I tend to be very careful about words like “miracle.” I have spent enough time around hospitals to know that inexplicable healings happen, sometimes after family and friends have prayed. But I also know that injury and illness usually run the course predicted by medical science. When a doctor tells me that they expect someone to get well, I believe them. When they tell me gravely that it’s “very serious,” I know what that means.
Where is God in this? I do not presume to know the mind of God – in fact, I am pretty sure that even using the word “mind” for God puts limits on the Holy One that do not apply. God, to me, is the mysterium tremendum, to use Rudolf Otto’s words.
Still, I pray for sick people and since September, I and a lot of other people have been praying for my brother. (For his story, click the link.) I put a pretty cheerful spin on it in that previous post. The truth was that he was gravely injured, and most people with the injuries he had do not wake up; they die. Yet after 5 weeks in a coma, my brother woke up and told his wife that he loves her. A week later I sat in his hospital room, and we were able to communicate. Reports continue to be excellent – he’s recovering his speech and control of his body, and even the super-cautious like myself are calling it a miracle.
Did prayer do it? I don’t know. Did God do it? Absolutely, through the hands of wise doctors and skillful nurses and the life force inside Albert himself. Whether God was whispering to him, “You’re going to make it,” I don’t know. I just know that he is better, and I am grateful.
And yet there is another family somewhere saying, “We prayed! We prayed HARD!” but their loved one still died, or remained in the coma. Prayers are not magic.
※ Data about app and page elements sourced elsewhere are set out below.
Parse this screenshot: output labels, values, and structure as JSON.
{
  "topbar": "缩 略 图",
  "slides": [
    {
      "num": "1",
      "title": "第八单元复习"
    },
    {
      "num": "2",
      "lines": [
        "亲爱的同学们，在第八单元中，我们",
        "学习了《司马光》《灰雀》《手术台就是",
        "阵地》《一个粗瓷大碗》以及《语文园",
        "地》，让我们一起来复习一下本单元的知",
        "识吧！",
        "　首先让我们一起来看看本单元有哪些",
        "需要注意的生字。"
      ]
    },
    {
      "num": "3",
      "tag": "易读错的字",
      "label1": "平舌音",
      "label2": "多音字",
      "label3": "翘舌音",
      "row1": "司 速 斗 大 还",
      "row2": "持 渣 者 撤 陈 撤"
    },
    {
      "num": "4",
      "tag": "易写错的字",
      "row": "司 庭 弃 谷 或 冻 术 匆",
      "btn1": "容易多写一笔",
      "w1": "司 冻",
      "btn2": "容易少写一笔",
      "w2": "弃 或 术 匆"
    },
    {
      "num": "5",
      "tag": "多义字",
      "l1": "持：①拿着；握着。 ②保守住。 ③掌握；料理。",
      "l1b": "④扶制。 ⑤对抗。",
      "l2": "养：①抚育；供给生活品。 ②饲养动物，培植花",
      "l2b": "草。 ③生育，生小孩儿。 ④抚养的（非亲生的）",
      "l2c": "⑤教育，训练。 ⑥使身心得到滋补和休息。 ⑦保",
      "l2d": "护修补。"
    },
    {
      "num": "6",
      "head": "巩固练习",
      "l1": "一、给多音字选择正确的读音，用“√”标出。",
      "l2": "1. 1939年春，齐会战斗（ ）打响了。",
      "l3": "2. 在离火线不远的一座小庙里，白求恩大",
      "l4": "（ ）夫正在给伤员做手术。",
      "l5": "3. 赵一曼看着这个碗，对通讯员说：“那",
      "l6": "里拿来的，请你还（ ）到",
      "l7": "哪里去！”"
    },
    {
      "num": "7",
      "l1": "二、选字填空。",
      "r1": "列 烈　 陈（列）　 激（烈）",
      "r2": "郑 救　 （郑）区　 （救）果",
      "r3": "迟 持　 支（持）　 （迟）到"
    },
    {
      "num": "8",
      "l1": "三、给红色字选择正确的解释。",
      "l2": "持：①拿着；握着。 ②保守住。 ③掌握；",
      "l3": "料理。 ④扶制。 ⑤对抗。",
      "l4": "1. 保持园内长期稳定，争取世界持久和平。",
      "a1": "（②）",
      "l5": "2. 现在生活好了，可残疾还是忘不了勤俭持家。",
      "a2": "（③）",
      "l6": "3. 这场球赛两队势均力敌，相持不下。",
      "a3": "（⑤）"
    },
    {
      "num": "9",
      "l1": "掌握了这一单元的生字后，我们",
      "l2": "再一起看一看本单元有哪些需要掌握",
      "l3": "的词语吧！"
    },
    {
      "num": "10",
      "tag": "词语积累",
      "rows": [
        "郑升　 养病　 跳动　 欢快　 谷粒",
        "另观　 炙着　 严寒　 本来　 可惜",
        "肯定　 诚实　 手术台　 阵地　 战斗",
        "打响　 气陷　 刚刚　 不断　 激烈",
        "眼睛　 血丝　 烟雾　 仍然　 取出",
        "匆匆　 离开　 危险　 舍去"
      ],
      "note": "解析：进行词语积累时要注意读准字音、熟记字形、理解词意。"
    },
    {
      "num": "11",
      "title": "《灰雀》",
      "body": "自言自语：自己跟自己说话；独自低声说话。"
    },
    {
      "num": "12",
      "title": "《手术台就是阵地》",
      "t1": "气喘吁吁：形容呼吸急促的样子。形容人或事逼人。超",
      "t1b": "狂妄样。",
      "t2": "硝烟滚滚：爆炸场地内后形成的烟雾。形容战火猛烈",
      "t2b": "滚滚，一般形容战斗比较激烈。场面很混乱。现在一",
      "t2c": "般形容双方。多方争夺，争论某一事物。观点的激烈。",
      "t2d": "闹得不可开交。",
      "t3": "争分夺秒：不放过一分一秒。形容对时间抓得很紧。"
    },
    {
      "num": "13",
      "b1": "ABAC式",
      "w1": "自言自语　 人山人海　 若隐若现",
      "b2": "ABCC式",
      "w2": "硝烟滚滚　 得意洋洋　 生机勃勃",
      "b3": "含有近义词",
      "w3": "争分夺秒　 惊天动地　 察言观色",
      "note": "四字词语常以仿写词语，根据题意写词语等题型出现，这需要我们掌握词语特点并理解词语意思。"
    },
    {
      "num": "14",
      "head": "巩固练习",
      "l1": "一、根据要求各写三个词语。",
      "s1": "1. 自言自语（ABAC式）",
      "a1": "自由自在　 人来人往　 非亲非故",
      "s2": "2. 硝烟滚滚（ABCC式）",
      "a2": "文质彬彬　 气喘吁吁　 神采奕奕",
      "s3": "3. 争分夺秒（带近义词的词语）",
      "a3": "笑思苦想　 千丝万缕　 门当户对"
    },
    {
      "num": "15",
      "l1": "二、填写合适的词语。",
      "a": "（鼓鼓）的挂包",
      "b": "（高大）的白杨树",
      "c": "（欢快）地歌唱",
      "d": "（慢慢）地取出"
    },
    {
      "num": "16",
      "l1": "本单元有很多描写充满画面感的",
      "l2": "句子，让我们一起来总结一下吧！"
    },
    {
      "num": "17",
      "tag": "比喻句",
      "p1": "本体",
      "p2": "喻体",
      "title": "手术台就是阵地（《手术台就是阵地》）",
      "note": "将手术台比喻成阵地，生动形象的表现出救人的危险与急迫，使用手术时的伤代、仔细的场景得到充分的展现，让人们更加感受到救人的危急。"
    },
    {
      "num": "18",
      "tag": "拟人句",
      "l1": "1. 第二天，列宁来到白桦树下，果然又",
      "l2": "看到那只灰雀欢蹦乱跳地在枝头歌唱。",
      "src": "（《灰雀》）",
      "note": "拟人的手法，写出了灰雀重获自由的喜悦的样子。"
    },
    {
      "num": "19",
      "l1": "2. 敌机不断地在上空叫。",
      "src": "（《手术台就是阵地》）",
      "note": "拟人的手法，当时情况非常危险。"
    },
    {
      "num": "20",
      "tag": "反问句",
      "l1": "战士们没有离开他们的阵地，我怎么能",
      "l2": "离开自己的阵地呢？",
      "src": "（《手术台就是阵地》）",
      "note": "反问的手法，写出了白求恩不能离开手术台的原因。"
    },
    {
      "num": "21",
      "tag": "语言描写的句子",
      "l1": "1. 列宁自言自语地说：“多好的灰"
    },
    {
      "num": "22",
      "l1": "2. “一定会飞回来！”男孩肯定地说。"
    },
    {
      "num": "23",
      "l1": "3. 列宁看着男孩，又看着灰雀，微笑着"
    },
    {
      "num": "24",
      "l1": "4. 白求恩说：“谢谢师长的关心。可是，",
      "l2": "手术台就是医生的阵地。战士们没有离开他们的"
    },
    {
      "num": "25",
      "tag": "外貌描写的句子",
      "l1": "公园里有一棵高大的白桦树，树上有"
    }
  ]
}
I don’t know why some people live and some people die. I refuse to believe in a capricious God.
Last night I got another lesson on the power of prayer. I went to Shabbat services, which I haven’t been doing often because all the travel in the last month has left me with big pain problems. I prayed at home, which is good, but it isn’t the same as praying with a minyan. Last night I went to services, and I surrendered to the rhythm of the service: ancient prayers, ancient songs, some of them to tunes written recently by people I know, some composed hundreds of years ago. I heard wise words from my rabbis. I heard encouraging words from our temple president, Sam. I watched as new temple board members were blessed in, one of them a student of mine. (Oh, delight!) And then we prayed some more.
I have been on overdrive since Rosh Hashanah. I was wound so tight, worrying about my brother, worrying about his wife and kids, shepherding people in my care, listening to people talk out their frustrations and fears, trying to give reassurance and strength. I accompanied a family through a complicated funeral. I sat on a beit din (rabbinical court) and affirmed a new Jew.
But last night, through the power of prayer, my heart opened up and I cried. I leaked tears throughout the service, beginning at the “Mi Chamocha,” (“Who is like You?”) the song the Israelites sang after they’d crossed the Red Sea and finally gotten away from Pharaoh. Prayer in the midst of my community gave me what I needed, and challenged me to be more.
Prayer at its best brings us closer to the best person we can be. It builds our compassion for the suffering, and it reminds us who we really are.
Some miracles are amazing, and some are quiet. I am grateful for both.